**PROBLEM DETAILS:** Wherever the word "structured" appears in the entries, copy the whole line.

**INPUT DATA:**
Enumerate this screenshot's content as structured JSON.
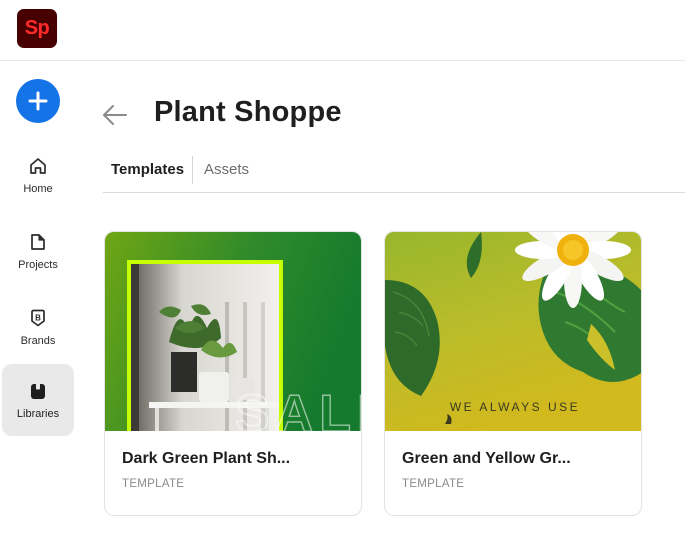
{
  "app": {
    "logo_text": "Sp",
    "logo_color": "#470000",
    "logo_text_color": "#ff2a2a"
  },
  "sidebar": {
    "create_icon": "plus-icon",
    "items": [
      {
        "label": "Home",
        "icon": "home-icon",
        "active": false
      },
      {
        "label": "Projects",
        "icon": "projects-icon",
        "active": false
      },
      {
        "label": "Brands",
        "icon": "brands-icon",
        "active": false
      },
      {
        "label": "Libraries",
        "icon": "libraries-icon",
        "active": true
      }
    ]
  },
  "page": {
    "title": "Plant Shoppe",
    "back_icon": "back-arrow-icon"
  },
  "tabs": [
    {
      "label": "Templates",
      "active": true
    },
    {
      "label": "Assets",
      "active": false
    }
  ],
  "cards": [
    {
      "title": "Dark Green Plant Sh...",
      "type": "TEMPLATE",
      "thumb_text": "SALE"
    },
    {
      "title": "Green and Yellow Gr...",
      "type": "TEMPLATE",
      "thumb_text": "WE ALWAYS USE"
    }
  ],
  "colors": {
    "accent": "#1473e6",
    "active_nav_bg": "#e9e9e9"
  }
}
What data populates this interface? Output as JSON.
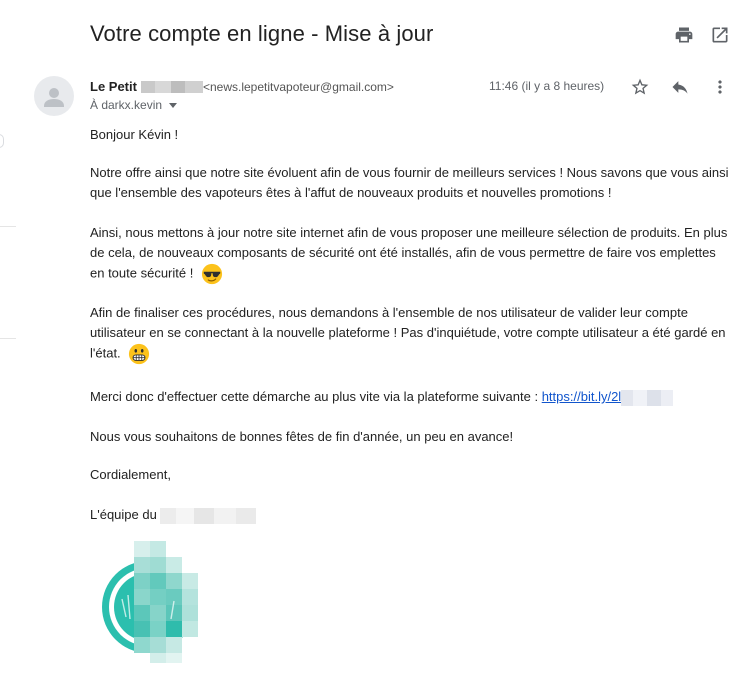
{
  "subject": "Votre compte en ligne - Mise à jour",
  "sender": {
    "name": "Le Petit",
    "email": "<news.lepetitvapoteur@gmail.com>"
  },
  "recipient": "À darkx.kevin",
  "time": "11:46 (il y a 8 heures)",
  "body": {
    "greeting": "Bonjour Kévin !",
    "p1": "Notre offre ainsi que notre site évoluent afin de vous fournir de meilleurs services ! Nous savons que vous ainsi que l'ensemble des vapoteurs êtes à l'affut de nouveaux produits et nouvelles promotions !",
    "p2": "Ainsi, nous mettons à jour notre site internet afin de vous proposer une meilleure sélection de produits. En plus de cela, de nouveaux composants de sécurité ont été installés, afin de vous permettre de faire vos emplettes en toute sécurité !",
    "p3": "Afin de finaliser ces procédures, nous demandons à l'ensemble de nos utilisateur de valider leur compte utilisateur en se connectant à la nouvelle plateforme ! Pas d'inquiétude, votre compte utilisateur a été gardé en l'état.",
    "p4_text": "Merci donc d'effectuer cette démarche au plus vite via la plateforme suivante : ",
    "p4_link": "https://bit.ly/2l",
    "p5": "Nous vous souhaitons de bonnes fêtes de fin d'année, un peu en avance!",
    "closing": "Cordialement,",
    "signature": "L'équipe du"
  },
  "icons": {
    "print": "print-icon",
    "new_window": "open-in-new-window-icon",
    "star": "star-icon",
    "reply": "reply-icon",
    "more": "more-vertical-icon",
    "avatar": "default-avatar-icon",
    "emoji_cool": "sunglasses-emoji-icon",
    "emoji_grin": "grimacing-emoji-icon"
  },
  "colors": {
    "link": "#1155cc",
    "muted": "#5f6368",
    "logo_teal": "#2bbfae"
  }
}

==

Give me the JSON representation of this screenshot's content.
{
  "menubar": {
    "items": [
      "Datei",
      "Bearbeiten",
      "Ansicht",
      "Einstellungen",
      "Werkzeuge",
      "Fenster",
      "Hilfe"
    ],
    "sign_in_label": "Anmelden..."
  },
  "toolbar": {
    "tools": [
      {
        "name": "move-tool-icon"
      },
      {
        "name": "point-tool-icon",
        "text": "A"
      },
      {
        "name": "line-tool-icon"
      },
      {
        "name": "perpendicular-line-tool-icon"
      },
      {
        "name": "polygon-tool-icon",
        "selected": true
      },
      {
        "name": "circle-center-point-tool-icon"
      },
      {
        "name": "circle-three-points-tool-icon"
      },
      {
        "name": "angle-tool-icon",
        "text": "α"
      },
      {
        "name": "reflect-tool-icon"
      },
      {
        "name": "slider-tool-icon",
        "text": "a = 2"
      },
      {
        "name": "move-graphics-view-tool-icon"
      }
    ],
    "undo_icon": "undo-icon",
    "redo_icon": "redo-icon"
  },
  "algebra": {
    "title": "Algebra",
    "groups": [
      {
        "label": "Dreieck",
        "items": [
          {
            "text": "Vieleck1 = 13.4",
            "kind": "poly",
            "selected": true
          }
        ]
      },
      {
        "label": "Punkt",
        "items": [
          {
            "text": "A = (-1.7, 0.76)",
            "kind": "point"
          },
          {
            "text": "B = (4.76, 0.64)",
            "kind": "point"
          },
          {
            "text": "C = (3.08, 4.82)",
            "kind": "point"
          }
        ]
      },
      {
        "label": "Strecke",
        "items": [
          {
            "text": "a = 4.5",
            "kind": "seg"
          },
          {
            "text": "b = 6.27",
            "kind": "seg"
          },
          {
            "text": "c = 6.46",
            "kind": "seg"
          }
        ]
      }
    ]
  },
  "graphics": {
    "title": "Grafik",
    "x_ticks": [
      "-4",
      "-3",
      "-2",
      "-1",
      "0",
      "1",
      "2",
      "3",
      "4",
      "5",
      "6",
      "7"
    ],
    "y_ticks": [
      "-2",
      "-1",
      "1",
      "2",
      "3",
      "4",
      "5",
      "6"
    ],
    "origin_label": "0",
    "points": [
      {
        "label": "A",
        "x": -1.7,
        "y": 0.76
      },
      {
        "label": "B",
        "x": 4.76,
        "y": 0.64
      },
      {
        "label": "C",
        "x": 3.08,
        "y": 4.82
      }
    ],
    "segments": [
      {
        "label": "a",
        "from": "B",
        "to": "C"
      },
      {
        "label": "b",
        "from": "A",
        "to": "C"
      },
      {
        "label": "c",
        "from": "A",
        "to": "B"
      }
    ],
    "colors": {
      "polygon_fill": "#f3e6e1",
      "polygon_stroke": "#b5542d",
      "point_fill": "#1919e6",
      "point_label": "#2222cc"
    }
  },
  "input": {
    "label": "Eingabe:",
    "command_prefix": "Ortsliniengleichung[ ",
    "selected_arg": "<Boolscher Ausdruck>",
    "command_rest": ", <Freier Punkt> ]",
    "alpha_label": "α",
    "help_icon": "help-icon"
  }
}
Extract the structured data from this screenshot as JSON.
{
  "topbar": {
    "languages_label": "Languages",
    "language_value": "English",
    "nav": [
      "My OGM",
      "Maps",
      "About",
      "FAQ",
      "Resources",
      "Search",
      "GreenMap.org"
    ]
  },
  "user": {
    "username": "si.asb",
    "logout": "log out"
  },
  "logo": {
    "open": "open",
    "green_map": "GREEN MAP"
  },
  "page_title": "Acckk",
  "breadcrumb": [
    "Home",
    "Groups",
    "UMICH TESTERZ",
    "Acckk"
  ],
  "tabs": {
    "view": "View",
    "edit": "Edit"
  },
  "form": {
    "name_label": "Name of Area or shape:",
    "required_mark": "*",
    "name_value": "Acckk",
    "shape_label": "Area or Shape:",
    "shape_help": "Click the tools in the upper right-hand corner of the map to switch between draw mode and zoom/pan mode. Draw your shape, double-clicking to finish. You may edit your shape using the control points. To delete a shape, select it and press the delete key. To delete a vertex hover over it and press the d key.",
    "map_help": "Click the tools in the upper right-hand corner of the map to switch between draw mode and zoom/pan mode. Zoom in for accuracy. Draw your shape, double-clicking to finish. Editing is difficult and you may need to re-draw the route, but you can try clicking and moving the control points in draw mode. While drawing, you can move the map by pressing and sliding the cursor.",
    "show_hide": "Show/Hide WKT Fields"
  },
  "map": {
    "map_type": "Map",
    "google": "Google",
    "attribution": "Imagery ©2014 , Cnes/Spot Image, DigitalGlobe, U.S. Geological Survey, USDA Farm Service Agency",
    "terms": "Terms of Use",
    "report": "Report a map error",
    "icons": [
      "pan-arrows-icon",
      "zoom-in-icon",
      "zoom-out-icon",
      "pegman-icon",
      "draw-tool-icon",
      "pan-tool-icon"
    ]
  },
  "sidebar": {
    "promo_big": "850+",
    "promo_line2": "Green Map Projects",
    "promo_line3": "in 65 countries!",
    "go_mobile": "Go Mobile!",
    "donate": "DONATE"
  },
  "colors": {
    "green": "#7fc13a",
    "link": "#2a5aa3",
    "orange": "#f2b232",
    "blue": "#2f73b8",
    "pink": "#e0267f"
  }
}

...

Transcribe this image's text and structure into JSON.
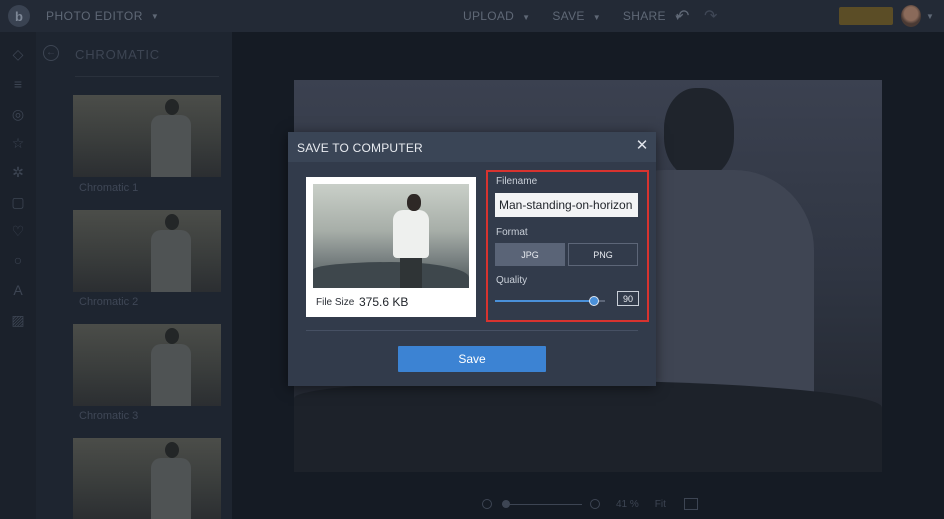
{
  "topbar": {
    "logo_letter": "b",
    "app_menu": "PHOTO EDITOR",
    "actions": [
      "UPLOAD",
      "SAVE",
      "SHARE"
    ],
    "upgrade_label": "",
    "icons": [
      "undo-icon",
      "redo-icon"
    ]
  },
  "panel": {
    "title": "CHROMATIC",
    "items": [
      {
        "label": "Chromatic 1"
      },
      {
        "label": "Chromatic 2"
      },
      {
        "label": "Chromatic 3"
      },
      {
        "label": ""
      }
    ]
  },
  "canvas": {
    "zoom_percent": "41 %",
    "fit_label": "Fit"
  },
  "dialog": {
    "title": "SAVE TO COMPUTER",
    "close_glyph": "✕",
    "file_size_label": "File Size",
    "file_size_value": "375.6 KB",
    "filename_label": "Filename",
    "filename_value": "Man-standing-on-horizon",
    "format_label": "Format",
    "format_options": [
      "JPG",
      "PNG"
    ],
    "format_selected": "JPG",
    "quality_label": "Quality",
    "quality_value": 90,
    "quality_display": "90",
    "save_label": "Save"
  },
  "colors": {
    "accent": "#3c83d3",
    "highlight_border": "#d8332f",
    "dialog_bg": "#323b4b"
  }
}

**TASK SOLUTION:**
Enumerate this screenshot's content as structured JSON.
Extract the structured data from this screenshot as JSON.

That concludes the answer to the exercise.